Can you print the data exactly and leave out each image?

#### EXTRACTED ENTRIES

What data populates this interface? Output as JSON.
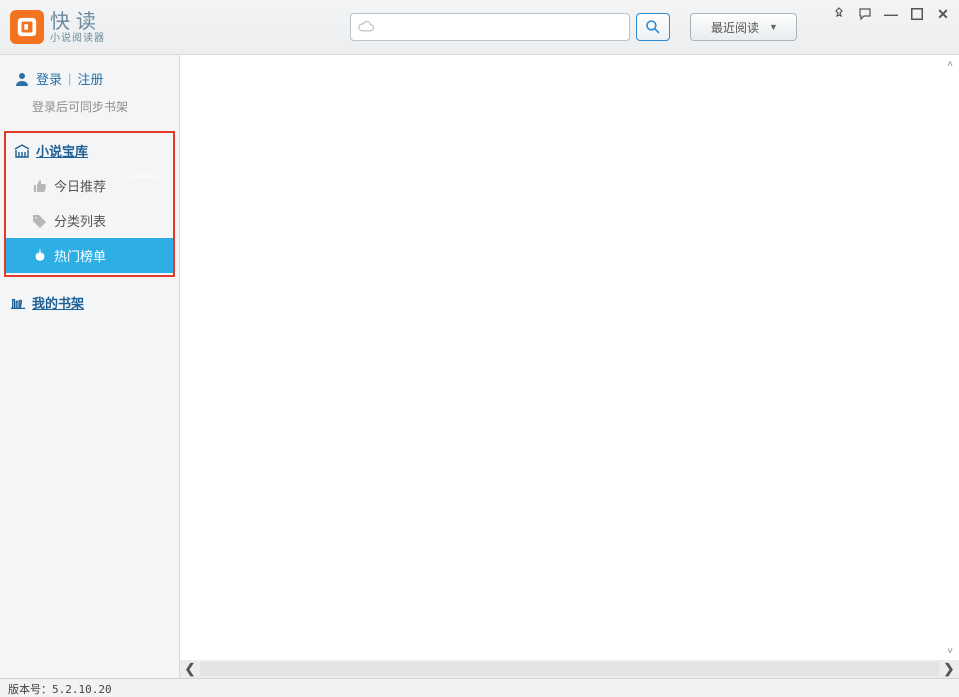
{
  "app": {
    "name_big": "快读",
    "name_small": "小说阅读器"
  },
  "toolbar": {
    "search_placeholder": "",
    "search_value": "",
    "recent_label": "最近阅读"
  },
  "auth": {
    "login_label": "登录",
    "register_label": "注册",
    "sync_tip": "登录后可同步书架"
  },
  "sidebar": {
    "library_label": "小说宝库",
    "items": [
      {
        "id": "today",
        "label": "今日推荐",
        "selected": false
      },
      {
        "id": "category",
        "label": "分类列表",
        "selected": false
      },
      {
        "id": "hot",
        "label": "热门榜单",
        "selected": true
      }
    ],
    "shelf_label": "我的书架"
  },
  "status": {
    "version_prefix": "版本号：",
    "version": "5.2.10.20"
  }
}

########

*OUTPUT OF THE EXERCISE*
What data populates this interface? Output as JSON.
{
  "app": {
    "name_big": "快读",
    "name_small": "小说阅读器"
  },
  "toolbar": {
    "search_placeholder": "",
    "search_value": "",
    "recent_label": "最近阅读"
  },
  "auth": {
    "login_label": "登录",
    "register_label": "注册",
    "sync_tip": "登录后可同步书架"
  },
  "sidebar": {
    "library_label": "小说宝库",
    "items": [
      {
        "id": "today",
        "label": "今日推荐",
        "selected": false
      },
      {
        "id": "category",
        "label": "分类列表",
        "selected": false
      },
      {
        "id": "hot",
        "label": "热门榜单",
        "selected": true
      }
    ],
    "shelf_label": "我的书架"
  },
  "status": {
    "version_prefix": "版本号：",
    "version": "5.2.10.20"
  }
}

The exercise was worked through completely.